Director – Dax Shepard (Hit and Run)
Cast – Dax Shepard, Michael Pena, Vincent D’Onofrio, Rosa Salazar, Jessica McNamee, Adam Brody, Isiah Whitlock Jr., Justin Chatwin, Kristen Bell
Plot – Rookie California Highway Patrolman Jon (Shepard) gets teamed up with undercover federal cop Frank (Pena) and the two form an unlikely friendship as they look to take down a crew of corrupt cops operating in their precinct.
“I’m a tough motorcycle cop. I’ve got no emotion”
Review by Eddie on 19/10/2017
The only true undeniably funny thing about Chips, an unwanted and unnecessary remake of a TV series no one cares about, is the just how criminally unfunny Dax Shepard’s film is.
It’s not easy for a “comedy” to bring so little to the table of laughs but this newest example of a brash, crude, rude and daft American comedy is so bereft of laughs that you begin to take matters into your own hands and laugh at just how badly jokes are told or just how bad a group of actors that should know better are.
With a plotline that is not worth the effort to write about and a bunch of characters that are led by a Shepard’s sad sack one time pro-motocross rider Jon, who has zero charisma and Michael Pena’s creepy undercover Ponch, who prefers looking at girls in yoga pants over solving crimes, Chips never had a chance of succeeding, which makes it one of those films you can’t even fathom was ever greenlit, let alone funded to become a Hollywood event.
Chips isn’t exactly a property you hear a lot of people talking about but clearly Sheppard thought the world was hanging out for a reincarnation of the TV series but in trying to take a page out of the 21 Jump Street book of “hip” remakes, Chips feels very much like similar reboot failure Baywatch, in that it thought a bunch of dumb characters and gross out dialogue and scenarios was enough to get it over the line.
It’s actually embarrassing that filmmakers would think audiences would lap up tired and sad comedic tropes that are on display in Chips and it displays a lack of awareness for the industry to think that they can churn out dross like this and have people lap it up, as perhaps surprisingly to them, we should and by the looks of this films reception do expect a lot more from our escapist entertainment.
It feels like Hollywood hasn’t yet figured out that just because someone is talking filthy or a scenario is gross out, it doesn’t make it automatically funny and the quicker comedies in the same ilk as Chips realise this, the better it will be for all parties.
Final Say –
A sad state of affairs for all involved, Chips is not in the slightest bit funny, memorable or even slightly likeable.
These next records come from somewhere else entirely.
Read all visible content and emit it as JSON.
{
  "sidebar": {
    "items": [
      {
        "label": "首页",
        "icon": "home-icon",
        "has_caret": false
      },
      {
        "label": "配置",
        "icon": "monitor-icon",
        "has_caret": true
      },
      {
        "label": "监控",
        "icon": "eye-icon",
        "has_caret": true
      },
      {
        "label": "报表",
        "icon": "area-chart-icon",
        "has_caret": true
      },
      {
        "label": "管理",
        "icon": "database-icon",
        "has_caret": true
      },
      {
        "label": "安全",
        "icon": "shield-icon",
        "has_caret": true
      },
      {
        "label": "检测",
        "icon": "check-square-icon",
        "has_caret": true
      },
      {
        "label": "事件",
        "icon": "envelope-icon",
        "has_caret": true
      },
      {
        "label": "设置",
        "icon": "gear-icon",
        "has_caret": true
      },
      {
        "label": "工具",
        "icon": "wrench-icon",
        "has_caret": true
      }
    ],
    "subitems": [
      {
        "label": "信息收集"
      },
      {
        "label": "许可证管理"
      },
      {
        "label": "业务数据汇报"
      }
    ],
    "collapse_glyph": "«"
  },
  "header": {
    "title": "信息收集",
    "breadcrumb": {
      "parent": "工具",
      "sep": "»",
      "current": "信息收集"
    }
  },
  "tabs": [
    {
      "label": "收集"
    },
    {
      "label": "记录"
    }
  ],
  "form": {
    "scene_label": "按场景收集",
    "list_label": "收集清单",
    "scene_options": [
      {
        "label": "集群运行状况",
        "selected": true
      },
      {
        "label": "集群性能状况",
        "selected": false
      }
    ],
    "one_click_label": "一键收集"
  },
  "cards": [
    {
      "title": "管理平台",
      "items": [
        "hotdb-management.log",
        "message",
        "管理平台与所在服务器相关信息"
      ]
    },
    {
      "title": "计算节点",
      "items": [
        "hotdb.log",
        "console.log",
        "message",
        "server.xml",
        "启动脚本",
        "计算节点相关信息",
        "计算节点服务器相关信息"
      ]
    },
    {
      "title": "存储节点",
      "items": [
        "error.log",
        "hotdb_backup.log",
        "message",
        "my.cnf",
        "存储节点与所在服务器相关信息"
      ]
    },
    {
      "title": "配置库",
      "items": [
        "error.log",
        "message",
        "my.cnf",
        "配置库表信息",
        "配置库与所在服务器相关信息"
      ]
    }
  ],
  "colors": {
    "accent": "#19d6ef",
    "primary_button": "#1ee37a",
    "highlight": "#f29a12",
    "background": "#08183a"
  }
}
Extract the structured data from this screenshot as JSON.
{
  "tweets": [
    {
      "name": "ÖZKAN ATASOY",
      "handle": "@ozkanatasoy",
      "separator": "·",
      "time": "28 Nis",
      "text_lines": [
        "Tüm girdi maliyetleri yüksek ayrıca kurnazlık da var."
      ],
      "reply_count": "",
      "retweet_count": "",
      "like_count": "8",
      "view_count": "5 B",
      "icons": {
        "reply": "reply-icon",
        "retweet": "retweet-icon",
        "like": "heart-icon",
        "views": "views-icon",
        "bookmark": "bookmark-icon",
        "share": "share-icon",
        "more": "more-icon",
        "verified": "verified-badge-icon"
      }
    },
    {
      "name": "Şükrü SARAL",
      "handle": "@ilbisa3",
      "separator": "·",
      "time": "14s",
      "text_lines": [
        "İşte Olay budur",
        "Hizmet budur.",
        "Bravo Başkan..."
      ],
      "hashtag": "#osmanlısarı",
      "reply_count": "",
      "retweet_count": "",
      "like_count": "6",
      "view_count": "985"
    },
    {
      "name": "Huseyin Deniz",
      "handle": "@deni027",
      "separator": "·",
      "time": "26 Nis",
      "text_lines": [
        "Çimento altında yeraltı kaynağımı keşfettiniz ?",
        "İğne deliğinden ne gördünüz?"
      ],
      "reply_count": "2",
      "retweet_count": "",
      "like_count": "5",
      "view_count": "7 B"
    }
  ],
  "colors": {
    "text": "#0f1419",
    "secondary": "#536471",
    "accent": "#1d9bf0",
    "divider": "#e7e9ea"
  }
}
Directed amateurishly and acted out by its performers in a manner that suggests they all suspected they were on board a sinking ship, Chips is a deplorable comedy and a reimagining of an old property that should’ve stayed out of the public eye.
½ a tray of kitty litter out of 5